How Jordan Tatgenhorst Found Fulfillment in On-the-Job Training
As a mechanical engineering major, senior Jordan Tatgenhorst secured an internship at Komatsu America Corp. with the System and Components group and Vehicle Development Group, working with truck applications and new products.
Although several of her courses prepared her for the experience, she acknowledges most of what she learned on the job can’t be taught in a classroom but through on-the-job training and actively performing tasks.
“The most important thing is to constantly search for opportunities that aren’t immediately provided to you because they often lead to the most gratifying experiences,” she said.
Bradley encourages mechanical engineering students to participate in internships for professional development. Tatgenhorst embraced the opportunity and put her engineering skills to task, designing and making a bracket for a piece of machinery.

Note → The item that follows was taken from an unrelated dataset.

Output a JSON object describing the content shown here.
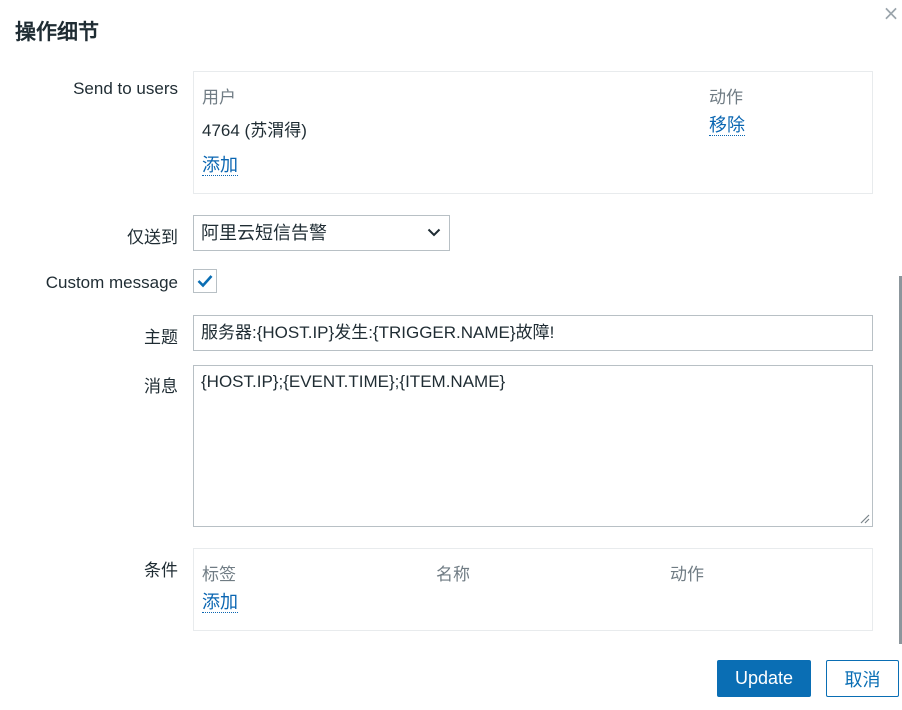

“I ended up making and presenting three brackets that could potentially fit in different spaces,” she said, noting how her team provided feedback and ways to improve the design. “They ended up using the bracket at the proving grounds in their testing kit. It was very cool to see it being used. I felt like I did something important.”
Flying to Komatsu’s testing facilities in Arizona to observe their testing procedures was a highlight of the internship. Not to mention, it was her first time flying solo without her parents. Sometimes the journey is half the experience!
Encouraged by the internship, Tatgenhorst came away more self-assured and confident.
“I always had self-doubt when I didn’t know how to do something, or if it didn’t come naturally. However, working with a team showed me that I don’t have to be an expert in everything, and I don’t have to be the smartest to be successful.
“If I am passionate about something, then success will find me.”
— Emily Potts